What to do: Where a line in the data below includes the word "screenshot", count it. State the total and nothing more.
Exercise data Block Start
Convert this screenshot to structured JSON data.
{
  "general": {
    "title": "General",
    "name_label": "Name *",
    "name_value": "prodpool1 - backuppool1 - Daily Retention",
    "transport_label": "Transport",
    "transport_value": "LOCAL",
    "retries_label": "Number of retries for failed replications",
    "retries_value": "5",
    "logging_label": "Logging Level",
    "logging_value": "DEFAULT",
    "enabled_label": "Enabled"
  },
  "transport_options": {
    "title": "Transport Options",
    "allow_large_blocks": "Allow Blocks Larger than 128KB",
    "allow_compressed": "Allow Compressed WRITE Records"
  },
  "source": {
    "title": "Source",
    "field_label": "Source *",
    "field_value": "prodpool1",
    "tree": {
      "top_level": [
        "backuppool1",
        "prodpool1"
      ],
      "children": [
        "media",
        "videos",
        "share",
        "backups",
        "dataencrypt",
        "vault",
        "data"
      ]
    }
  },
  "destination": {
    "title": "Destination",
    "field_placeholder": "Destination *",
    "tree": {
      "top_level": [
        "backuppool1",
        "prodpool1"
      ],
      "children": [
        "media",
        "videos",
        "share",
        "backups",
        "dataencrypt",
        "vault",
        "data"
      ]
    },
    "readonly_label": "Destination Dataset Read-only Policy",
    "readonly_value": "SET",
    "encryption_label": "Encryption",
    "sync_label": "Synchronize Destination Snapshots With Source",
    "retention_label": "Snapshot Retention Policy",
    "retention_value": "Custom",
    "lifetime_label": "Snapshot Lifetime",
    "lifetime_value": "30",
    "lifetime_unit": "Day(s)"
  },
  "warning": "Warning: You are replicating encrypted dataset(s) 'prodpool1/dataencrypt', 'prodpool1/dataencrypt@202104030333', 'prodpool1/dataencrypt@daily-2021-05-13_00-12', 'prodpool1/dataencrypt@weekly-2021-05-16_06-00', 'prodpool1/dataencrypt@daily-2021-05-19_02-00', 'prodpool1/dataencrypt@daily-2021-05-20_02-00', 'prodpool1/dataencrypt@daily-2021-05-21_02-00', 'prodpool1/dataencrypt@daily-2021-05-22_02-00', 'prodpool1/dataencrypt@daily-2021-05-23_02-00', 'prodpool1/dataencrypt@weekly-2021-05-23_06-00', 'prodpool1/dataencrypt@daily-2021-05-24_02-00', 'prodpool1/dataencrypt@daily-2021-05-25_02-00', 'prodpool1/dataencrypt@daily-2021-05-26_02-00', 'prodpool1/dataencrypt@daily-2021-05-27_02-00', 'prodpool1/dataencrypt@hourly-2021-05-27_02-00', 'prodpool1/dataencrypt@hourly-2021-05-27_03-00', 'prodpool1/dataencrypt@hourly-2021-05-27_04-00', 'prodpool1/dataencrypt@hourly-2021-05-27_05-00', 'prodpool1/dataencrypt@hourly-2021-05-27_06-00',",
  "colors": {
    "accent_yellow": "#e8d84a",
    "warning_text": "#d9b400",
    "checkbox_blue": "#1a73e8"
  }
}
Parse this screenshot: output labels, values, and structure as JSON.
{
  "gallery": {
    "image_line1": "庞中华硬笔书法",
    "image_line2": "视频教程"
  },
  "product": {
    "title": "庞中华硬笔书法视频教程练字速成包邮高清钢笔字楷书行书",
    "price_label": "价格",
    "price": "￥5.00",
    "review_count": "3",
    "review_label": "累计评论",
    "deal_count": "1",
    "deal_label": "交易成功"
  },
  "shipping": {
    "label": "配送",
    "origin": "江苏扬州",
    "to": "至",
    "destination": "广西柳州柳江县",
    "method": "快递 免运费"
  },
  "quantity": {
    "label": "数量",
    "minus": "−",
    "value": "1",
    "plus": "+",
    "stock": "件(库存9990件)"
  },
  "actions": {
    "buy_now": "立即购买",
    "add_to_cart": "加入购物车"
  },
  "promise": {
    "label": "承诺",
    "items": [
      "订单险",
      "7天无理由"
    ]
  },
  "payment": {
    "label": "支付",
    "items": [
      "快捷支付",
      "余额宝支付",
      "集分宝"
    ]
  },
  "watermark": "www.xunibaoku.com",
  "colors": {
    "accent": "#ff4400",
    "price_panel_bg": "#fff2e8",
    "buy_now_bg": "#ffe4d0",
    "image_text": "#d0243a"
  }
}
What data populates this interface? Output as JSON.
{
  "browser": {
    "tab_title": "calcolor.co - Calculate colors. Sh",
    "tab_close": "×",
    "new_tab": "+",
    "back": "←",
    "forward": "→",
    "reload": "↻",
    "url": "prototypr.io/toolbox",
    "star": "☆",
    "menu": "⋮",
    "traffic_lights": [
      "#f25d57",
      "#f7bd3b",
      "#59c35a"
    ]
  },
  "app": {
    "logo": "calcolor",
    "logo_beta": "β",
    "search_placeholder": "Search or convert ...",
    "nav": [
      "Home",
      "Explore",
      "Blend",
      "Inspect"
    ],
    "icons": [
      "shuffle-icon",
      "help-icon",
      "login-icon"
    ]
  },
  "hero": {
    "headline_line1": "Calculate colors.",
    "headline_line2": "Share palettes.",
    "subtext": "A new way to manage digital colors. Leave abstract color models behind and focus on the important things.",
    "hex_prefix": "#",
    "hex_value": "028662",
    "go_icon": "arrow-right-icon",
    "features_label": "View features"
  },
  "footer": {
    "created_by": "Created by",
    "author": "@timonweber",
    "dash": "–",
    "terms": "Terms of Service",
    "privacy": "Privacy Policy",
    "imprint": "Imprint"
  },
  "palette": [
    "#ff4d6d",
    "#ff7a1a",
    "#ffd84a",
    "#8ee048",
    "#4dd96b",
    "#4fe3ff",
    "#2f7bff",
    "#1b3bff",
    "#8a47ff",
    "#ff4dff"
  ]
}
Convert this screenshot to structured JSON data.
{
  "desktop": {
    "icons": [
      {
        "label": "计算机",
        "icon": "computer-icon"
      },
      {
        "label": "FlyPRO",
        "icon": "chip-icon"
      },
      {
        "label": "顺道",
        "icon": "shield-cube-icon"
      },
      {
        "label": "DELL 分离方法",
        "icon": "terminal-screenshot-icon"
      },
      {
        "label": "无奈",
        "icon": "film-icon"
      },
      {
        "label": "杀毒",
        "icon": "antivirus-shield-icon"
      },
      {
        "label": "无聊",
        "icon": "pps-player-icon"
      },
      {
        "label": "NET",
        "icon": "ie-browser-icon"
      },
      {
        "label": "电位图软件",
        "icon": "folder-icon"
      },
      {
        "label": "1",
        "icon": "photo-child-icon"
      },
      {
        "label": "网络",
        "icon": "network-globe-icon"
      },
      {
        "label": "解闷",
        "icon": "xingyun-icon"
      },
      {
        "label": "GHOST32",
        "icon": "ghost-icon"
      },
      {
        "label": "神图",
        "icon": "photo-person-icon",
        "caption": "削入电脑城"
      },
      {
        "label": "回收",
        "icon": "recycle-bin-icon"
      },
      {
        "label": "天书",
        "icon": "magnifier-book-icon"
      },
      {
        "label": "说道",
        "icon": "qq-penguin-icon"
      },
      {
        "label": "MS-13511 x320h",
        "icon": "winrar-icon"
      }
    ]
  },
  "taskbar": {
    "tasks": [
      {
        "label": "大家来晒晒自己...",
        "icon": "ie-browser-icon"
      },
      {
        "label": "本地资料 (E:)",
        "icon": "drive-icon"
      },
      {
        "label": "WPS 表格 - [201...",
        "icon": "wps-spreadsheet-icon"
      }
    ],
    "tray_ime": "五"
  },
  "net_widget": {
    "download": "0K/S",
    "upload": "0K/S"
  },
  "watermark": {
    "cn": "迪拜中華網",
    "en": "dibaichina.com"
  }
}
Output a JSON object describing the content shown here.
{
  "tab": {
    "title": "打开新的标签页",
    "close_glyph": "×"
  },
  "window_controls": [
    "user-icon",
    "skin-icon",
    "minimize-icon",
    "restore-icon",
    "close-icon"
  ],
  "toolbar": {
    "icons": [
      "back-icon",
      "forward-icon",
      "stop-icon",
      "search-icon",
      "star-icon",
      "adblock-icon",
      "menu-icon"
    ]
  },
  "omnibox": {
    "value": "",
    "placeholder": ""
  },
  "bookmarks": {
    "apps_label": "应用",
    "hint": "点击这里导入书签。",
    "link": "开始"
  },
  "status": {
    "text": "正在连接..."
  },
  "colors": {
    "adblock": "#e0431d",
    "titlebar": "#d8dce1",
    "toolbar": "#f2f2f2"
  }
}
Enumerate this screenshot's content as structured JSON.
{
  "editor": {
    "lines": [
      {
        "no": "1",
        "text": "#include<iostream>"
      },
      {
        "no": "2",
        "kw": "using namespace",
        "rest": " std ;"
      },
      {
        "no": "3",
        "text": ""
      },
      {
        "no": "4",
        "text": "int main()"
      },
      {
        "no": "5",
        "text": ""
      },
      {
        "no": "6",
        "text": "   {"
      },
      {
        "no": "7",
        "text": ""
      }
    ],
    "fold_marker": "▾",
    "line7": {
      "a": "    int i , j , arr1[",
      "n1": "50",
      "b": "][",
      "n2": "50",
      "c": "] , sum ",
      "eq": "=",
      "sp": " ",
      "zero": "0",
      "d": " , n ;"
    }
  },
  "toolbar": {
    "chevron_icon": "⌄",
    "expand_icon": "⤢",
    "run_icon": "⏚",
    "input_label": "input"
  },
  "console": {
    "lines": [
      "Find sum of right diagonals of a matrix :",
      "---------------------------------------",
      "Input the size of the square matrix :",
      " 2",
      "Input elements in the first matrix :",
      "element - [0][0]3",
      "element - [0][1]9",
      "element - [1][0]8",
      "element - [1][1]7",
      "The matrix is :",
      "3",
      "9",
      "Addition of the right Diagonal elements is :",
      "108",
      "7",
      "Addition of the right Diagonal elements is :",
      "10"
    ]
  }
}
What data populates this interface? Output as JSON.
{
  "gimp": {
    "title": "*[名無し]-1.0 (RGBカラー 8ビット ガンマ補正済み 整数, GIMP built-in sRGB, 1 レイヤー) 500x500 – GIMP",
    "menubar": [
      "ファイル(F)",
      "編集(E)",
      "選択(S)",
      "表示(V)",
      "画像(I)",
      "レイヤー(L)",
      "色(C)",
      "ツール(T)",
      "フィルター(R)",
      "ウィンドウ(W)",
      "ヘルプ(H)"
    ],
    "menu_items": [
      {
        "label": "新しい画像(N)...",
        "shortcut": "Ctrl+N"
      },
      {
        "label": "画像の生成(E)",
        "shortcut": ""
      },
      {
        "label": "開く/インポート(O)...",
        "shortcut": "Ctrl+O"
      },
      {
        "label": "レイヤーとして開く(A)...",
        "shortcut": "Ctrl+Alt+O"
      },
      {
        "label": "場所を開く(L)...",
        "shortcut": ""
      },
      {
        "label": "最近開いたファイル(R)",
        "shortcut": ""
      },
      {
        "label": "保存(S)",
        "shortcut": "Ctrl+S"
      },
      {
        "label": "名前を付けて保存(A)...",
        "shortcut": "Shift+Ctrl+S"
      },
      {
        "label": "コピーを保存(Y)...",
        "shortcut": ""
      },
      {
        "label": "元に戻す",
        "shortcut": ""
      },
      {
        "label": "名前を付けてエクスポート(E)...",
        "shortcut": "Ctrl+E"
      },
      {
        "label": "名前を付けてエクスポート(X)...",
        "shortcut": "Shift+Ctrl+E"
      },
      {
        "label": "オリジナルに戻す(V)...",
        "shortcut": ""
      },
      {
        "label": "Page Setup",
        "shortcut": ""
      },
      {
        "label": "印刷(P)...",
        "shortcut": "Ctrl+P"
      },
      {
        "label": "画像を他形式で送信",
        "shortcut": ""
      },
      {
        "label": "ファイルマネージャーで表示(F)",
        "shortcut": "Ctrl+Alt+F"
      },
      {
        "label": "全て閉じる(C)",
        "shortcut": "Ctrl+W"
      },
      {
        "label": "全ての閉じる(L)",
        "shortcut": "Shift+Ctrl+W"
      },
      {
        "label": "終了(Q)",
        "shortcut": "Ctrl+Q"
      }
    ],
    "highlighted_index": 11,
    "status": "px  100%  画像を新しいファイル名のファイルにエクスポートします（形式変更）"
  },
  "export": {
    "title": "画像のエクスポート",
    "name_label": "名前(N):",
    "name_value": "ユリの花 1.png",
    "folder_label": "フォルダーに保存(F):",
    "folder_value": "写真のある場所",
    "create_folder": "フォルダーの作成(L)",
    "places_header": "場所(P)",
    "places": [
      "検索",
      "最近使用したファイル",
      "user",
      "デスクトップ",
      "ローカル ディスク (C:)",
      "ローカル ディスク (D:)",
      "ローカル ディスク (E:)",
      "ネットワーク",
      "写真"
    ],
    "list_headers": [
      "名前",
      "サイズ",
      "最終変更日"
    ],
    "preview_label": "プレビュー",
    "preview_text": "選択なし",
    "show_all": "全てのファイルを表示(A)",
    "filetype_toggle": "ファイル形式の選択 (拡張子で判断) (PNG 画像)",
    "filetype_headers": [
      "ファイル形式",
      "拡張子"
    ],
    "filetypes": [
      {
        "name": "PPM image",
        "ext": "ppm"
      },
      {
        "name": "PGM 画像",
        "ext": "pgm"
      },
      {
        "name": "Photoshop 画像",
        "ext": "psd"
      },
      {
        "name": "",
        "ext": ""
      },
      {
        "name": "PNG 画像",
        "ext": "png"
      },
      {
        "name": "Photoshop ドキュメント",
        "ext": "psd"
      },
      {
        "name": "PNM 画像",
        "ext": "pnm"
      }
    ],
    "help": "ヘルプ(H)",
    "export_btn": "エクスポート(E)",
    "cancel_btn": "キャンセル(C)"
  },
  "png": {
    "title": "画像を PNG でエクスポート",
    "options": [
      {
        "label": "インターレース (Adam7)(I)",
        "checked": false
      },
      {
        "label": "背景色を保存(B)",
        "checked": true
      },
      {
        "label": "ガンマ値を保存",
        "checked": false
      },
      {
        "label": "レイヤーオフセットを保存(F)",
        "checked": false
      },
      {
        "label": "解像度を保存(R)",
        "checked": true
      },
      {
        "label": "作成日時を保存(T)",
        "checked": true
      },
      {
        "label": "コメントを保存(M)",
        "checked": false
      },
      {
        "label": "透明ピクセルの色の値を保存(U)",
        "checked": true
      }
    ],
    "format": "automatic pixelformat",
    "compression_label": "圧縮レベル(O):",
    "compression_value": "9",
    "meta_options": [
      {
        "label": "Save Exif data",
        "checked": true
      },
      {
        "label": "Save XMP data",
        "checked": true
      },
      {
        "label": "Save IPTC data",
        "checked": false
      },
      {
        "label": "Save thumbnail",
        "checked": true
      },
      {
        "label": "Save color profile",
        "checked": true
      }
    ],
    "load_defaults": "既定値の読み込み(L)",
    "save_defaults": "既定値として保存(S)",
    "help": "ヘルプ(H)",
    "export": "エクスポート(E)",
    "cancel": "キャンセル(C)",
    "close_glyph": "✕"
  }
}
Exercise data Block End
Response for this exercise: 5